  5. Hartford (zip 06106) - 9355
    https://www.google.com/maps/@41.7599...7i13312!8i6656
  6. Louisville (zip 40203) - 6983
  7. Grand Rapids (zip 49507) - 6686
  8. Richmond (zip 23220) - 6086
  9. Birmingham (zip 35205) - 5611
  10. Tucson (zip 85719) - 5372
Very interesting, as many would probably think that New Orleans would have the most dense zip code, not Buffalo. I think people are underestimating Buffalo's density, as its Urban Area is only second to New Orleans in terms of density for the cities in this thread.

People may also be underestimating that Buffalo also scenes with some visible nightlife outside of Buffalo city limits in some of the smaller cities and villages in the area like Niagara Falls, Lockport, Hamburg, etc. This isn't even taking Niagara Falls or perhaps Fort Erie in Ontario into account in this regard or even in terms of Urban Area(would put it over 1 million in terms of the latter).

It is also the only metro in this thread with a municipality that has at or over 10,000 people per square mile(Kenmore).

So, when looking at this aspect in totally, Buffalo actually does pretty well in comparison.
Reply With Quote Quick reply to this message
Please register to post and access all features of our very popular forum. It is free and quick. Over $68,000 in prizes has already been given out to active posters on our forum. Additional giveaways are planned.

Detailed information about all U.S. cities, counties, and zip codes on our site: City-data.com.


Reply
Please update this thread with any new information or opinions. This open thread is still read by thousands of people, so we encourage all additional points of view.

Quick Reply
Message:

Over $104,000 in prizes was already given out to active posters on our forum and additional giveaways are planned!

Go Back   City-Data Forum > U.S. Forums > General U.S. > City vs. City
Follow City-Data.com founder on our Forum or

All times are GMT -6.

2005-2018, Advameg, Inc.
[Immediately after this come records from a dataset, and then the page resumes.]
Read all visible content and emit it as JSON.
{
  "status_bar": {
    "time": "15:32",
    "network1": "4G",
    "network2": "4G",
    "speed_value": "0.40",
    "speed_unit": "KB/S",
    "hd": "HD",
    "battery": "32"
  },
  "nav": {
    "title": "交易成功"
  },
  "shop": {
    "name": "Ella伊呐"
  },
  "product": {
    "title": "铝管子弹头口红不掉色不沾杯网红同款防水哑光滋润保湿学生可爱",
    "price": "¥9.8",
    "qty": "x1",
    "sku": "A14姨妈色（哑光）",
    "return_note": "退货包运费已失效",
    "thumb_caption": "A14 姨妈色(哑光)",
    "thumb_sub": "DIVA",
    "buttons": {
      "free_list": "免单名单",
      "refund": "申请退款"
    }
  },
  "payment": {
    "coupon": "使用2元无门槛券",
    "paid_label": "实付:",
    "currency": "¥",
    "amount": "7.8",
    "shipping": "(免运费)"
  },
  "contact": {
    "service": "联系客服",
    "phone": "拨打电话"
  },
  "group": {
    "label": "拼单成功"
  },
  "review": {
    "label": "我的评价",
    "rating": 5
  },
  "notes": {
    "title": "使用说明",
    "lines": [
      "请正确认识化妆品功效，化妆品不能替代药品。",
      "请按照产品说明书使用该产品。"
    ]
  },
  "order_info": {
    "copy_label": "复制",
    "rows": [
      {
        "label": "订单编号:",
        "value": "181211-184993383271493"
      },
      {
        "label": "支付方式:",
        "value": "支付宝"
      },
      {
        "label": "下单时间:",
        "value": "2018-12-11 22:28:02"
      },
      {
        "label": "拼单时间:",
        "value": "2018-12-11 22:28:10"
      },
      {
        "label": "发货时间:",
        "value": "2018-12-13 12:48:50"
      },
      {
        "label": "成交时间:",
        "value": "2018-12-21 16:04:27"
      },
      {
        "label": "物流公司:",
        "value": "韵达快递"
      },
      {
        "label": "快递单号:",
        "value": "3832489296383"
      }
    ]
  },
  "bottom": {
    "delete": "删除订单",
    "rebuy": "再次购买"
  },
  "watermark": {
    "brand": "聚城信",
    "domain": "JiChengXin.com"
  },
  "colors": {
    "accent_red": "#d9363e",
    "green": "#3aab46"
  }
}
City-Data.com - Archive 1, 2, 3, 4, 5, 6, 7, 8, 9, 10, 11, 12, 13, 14, 15, 16, 17, 18, 19, 20, 21, 22, 23, 24, 25, 26, 27, 28, 29, 30, 31, 32, 33, 34, 35 - Top